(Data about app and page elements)
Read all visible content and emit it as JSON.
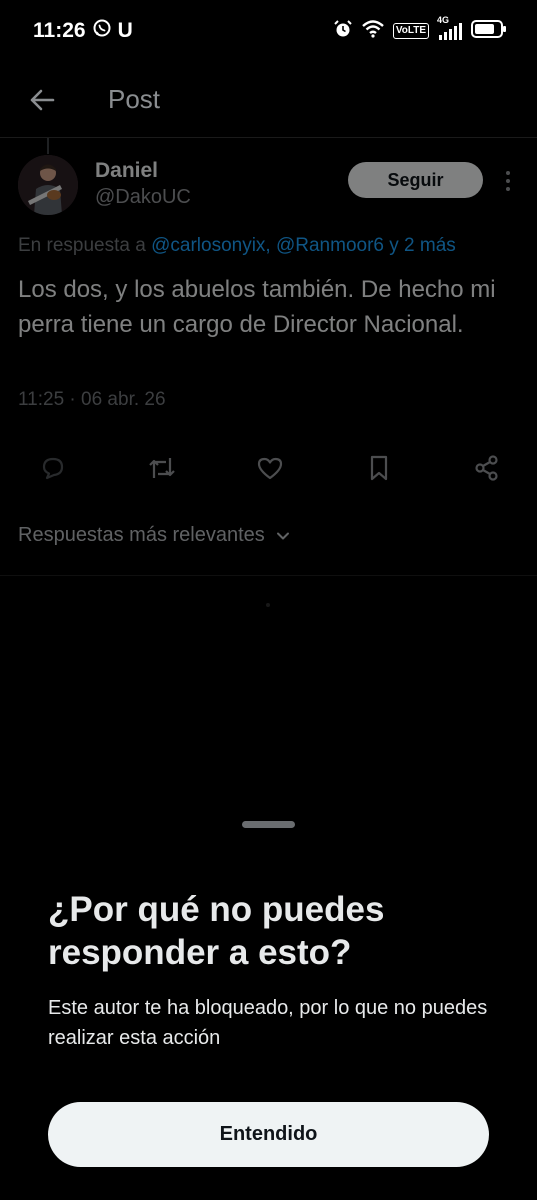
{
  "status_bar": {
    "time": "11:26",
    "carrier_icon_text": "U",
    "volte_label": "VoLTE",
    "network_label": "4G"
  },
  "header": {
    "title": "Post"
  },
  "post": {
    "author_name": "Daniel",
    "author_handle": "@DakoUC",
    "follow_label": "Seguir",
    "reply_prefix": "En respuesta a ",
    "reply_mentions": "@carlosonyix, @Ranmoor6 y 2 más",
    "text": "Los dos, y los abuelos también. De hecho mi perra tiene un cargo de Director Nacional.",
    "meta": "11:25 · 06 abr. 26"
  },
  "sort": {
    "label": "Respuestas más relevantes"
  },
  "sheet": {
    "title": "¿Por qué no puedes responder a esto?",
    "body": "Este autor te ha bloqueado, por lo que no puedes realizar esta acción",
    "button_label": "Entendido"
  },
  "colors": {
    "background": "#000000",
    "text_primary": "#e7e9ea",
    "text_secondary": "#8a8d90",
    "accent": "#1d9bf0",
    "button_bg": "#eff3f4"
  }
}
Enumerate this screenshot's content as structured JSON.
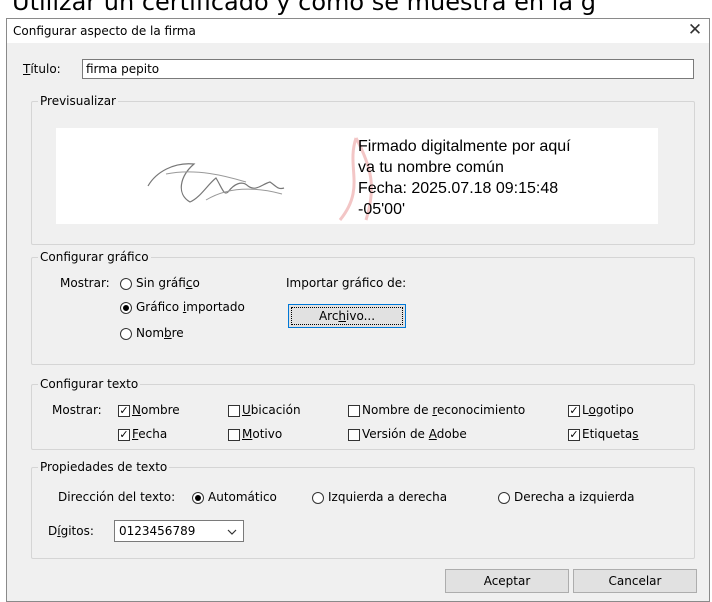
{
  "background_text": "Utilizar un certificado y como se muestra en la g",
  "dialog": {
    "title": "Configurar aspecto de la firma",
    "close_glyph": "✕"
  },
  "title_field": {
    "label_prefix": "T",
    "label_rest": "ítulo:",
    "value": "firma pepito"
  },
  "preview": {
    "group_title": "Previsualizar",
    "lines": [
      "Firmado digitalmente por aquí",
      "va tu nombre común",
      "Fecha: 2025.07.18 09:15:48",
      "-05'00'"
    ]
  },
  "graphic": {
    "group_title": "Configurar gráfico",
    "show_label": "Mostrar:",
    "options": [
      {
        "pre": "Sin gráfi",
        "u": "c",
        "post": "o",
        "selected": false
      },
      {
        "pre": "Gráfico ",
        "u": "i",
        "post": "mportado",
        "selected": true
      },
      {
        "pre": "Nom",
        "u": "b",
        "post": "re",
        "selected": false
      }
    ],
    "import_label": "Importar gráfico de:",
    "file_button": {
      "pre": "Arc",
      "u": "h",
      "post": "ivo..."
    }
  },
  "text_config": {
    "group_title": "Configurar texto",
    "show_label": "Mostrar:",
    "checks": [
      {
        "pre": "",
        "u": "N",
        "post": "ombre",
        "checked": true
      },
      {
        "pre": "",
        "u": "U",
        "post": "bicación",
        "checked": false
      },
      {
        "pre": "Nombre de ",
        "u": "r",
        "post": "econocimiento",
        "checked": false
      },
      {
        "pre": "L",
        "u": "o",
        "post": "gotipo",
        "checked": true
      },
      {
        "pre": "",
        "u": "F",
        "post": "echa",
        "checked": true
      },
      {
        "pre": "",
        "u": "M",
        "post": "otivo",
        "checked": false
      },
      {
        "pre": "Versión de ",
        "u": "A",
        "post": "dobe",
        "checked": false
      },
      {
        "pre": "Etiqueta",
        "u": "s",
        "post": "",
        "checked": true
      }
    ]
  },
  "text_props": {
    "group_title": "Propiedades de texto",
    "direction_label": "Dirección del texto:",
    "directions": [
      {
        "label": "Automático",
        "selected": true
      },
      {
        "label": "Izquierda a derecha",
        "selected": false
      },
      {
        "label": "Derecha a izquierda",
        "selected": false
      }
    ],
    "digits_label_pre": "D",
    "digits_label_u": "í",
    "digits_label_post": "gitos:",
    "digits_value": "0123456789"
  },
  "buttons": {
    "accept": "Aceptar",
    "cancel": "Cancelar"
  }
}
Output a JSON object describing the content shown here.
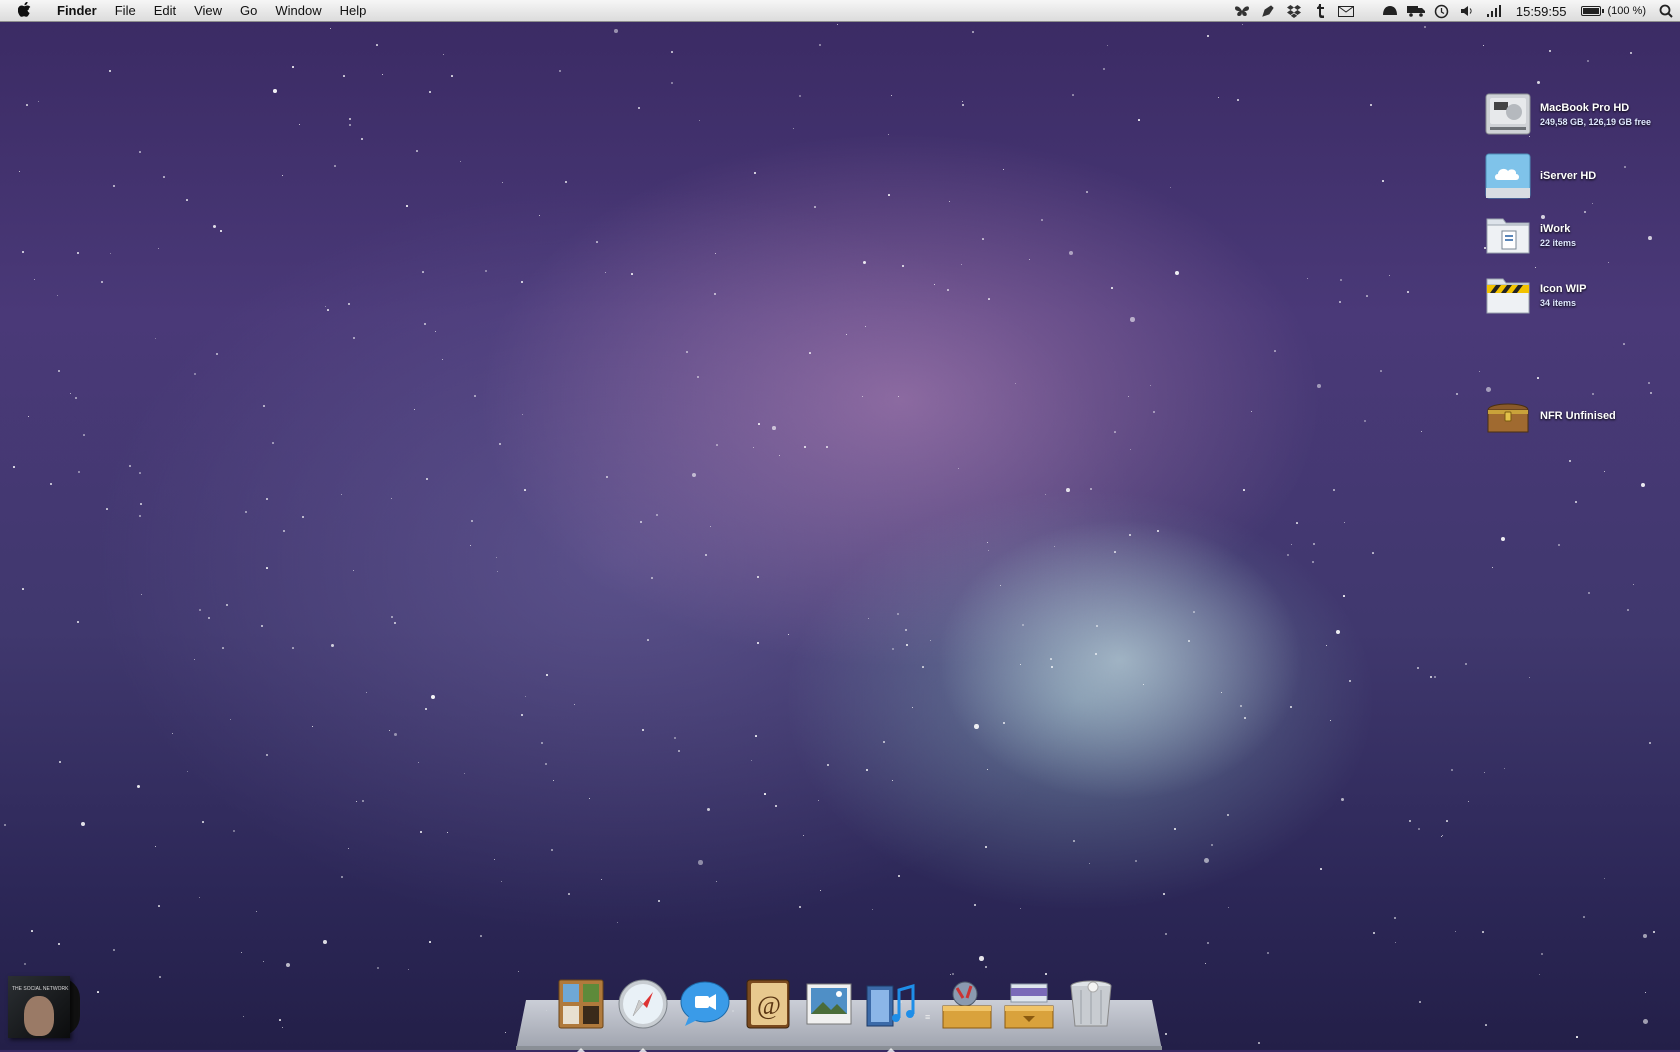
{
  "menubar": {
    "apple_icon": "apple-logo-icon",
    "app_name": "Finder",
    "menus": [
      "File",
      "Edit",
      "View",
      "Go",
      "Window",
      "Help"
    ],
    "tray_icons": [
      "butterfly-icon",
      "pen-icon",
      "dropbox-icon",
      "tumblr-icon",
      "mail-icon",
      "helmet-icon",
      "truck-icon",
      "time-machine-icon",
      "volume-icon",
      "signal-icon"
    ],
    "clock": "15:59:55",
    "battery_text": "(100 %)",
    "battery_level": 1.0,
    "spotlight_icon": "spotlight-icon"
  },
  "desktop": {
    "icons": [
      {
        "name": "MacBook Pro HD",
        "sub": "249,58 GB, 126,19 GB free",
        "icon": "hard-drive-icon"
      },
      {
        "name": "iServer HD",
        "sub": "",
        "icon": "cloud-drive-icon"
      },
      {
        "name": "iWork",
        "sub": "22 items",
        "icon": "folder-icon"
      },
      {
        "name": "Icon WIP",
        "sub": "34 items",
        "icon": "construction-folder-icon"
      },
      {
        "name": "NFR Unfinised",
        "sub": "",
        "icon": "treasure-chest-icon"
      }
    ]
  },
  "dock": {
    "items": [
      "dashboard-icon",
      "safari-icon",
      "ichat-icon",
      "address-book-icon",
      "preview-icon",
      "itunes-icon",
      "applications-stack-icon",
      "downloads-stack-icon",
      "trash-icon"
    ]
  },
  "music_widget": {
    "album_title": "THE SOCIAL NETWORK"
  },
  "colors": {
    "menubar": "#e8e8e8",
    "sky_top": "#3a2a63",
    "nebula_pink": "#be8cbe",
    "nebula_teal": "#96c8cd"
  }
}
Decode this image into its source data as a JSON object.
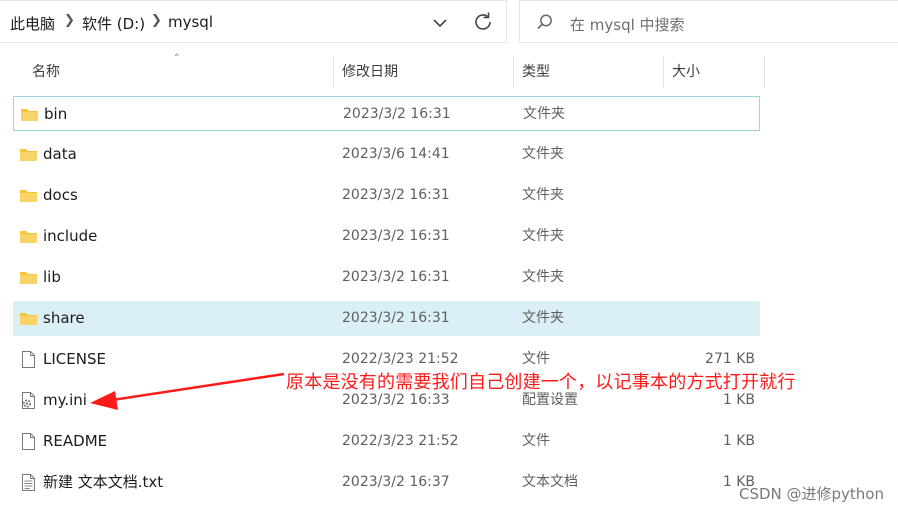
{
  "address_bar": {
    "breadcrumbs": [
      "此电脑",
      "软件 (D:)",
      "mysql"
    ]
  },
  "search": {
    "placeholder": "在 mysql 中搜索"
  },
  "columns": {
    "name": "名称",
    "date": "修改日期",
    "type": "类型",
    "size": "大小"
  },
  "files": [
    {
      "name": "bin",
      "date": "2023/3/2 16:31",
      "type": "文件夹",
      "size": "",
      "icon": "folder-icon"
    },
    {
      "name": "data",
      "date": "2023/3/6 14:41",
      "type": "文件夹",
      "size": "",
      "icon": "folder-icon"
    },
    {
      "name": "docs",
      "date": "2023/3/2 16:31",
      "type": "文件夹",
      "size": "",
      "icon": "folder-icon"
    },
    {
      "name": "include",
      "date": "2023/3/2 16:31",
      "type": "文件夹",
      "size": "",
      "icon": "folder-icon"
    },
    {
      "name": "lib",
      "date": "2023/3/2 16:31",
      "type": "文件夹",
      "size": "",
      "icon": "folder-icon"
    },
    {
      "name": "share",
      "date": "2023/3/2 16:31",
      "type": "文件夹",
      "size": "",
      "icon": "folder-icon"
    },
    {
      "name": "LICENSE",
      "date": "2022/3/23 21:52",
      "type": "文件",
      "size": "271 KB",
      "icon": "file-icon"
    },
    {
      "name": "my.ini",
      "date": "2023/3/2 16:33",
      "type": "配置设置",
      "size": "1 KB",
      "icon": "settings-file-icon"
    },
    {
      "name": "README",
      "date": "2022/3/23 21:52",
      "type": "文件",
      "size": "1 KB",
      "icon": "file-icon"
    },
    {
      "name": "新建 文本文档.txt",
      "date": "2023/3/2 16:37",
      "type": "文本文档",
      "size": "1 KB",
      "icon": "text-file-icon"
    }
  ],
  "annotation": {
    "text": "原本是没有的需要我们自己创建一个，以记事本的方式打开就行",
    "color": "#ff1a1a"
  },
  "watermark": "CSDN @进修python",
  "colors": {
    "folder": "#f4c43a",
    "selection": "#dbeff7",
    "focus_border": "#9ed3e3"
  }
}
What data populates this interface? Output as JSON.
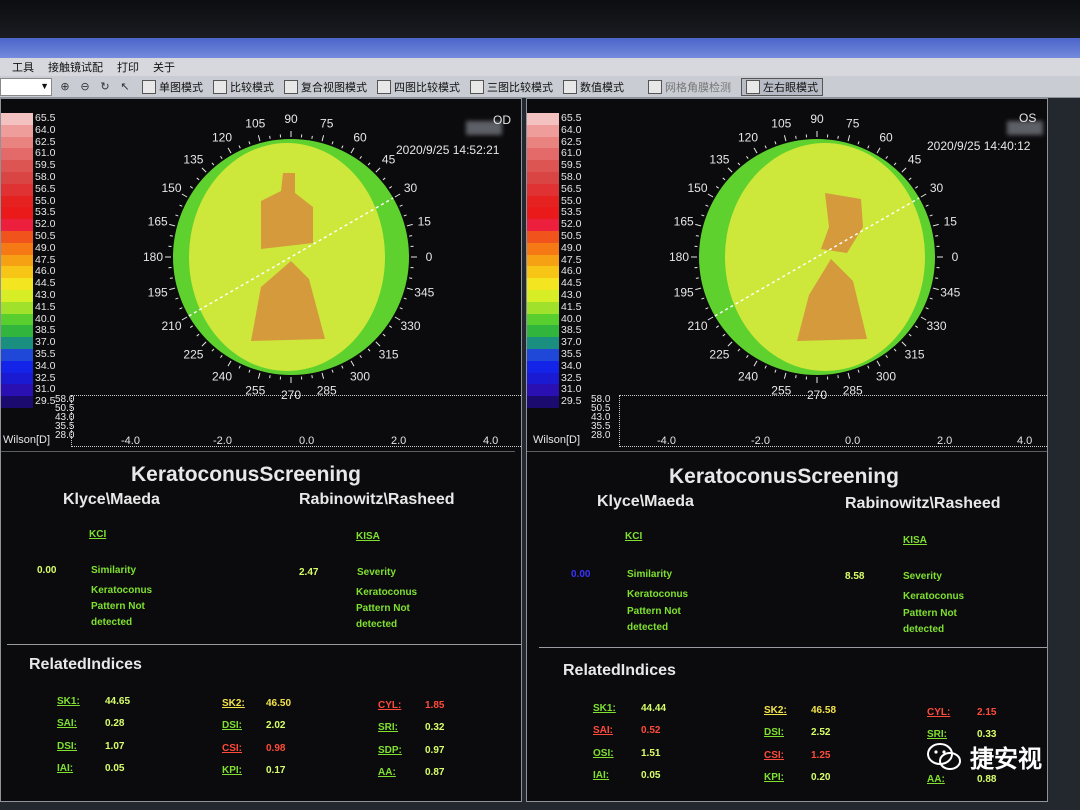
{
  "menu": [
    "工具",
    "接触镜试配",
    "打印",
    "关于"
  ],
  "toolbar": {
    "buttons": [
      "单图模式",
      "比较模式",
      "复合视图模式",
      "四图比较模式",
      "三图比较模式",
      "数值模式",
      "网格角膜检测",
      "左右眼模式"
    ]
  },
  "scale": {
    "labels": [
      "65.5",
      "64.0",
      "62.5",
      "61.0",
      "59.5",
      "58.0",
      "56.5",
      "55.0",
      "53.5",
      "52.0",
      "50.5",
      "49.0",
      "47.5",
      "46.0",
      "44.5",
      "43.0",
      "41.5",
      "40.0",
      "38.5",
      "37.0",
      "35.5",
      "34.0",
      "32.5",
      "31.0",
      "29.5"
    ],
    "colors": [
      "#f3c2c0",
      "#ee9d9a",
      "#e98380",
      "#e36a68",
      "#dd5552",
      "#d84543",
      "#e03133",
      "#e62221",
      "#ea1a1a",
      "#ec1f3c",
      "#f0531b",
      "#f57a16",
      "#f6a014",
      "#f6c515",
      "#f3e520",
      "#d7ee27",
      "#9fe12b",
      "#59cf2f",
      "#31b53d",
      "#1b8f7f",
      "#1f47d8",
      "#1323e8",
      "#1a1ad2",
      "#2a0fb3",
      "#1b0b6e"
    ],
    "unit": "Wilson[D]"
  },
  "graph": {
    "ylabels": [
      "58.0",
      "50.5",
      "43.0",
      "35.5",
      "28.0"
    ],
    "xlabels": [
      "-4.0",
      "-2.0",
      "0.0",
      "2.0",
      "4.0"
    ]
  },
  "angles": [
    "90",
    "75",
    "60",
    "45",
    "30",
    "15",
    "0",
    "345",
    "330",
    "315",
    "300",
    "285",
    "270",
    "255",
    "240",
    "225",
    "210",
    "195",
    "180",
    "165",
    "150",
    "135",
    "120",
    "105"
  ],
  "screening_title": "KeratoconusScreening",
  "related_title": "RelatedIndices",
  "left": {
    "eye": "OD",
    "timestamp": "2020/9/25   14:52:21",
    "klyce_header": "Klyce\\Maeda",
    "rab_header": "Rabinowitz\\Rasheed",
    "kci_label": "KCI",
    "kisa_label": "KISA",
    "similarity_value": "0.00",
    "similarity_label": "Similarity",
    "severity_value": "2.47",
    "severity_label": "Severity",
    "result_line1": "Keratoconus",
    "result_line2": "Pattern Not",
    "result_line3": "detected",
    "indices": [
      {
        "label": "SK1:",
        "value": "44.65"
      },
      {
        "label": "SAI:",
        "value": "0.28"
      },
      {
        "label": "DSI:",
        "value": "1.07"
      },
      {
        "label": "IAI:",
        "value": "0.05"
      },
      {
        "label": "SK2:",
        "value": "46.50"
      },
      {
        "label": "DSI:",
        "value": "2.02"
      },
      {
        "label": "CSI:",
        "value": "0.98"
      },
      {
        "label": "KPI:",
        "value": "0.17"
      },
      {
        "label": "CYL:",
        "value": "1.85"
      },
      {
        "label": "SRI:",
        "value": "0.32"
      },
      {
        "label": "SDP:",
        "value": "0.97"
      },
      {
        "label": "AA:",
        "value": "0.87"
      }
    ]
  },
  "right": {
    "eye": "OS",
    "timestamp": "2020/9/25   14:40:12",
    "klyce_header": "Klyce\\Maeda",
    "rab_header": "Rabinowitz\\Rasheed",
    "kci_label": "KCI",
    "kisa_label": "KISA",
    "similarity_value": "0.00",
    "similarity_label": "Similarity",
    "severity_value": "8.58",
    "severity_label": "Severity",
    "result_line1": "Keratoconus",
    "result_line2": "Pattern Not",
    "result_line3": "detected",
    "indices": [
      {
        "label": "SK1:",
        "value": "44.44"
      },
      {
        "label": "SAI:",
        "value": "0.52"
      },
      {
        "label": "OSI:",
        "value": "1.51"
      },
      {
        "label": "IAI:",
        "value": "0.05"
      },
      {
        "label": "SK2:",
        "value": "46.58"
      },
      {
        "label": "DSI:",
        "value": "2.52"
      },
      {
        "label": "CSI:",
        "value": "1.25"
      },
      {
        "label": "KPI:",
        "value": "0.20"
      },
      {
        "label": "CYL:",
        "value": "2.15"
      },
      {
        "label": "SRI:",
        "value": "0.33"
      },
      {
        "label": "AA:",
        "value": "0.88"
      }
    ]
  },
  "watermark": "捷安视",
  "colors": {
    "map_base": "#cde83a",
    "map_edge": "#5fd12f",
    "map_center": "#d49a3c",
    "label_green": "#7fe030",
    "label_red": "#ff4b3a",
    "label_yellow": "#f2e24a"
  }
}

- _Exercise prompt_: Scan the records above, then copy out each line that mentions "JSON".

- _Completed exercise_:
Read all visible content and emit it as JSON.
Enumerate this screenshot's content as structured JSON.
Output a JSON object describing the content shown here.
Decode this image into its source data as a JSON object.
What data populates this interface? Output as JSON.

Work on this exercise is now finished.